From Tokyo's futuristic neon lights and Kyoto's ancient temples, to trekking through the forests of the mountain mystics and enjoying...

Yamabushi 16-day tour of Japan

from £2500

16 days


Not your average tourist experience, this tour is specifically designed for the nature lovers out there. See a completely different...

Southern Trans Oceanic Quito to Rio via Buenos Aires

from £2475

69 days

Argentina, Bolivia, Brazil, Ecuador, Peru

Explore the Amazon Jungle, Hike the famous Inca Trail to Machu Picchu, view the stunning Iguazu Falls and spend time...

Colombian Adventure Cartagena to Lima

from £1895

39 days

Colombia, Ecuador, Peru

Experience the flavours, curiosities and contradictions of these three fascinating South American countries.

Andes and Amazon Quito to La Paz

from £1750

37 days

Bolivia, Ecuador, Peru

Experience the Amazon rainforest at first-hand in a jungle lodge, follow the Inca Trail to Machu Picchu, stay overnight with...

Peaks and Plains Lima to Buenos Aires

from £1675

35 days

Argentina, Bolivia, Peru

From trekking in the mountains to dancing the tango, this trip has it all.

Tropics of South America Rio to Manaus via The Guianas

from £3175

57 days

Brazil, Guyana

Explore some of Latin America’s most vibrant and colourful cities, pristine coastline, rich and verdant landscapes and search for diverse...

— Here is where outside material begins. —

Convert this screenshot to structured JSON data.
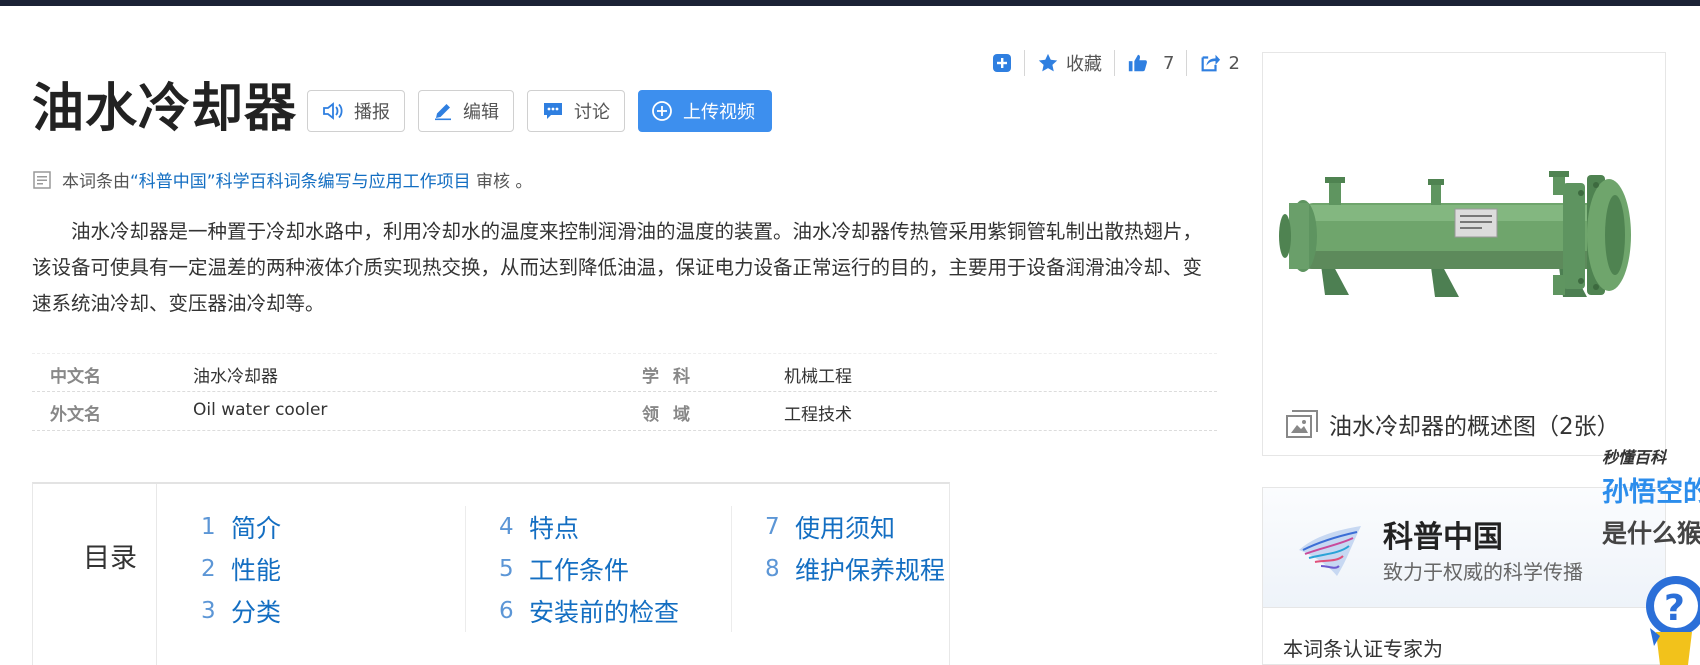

Discover more delicious food and drink around the world

[contact-form-7 id="4" title="Contact form 1"]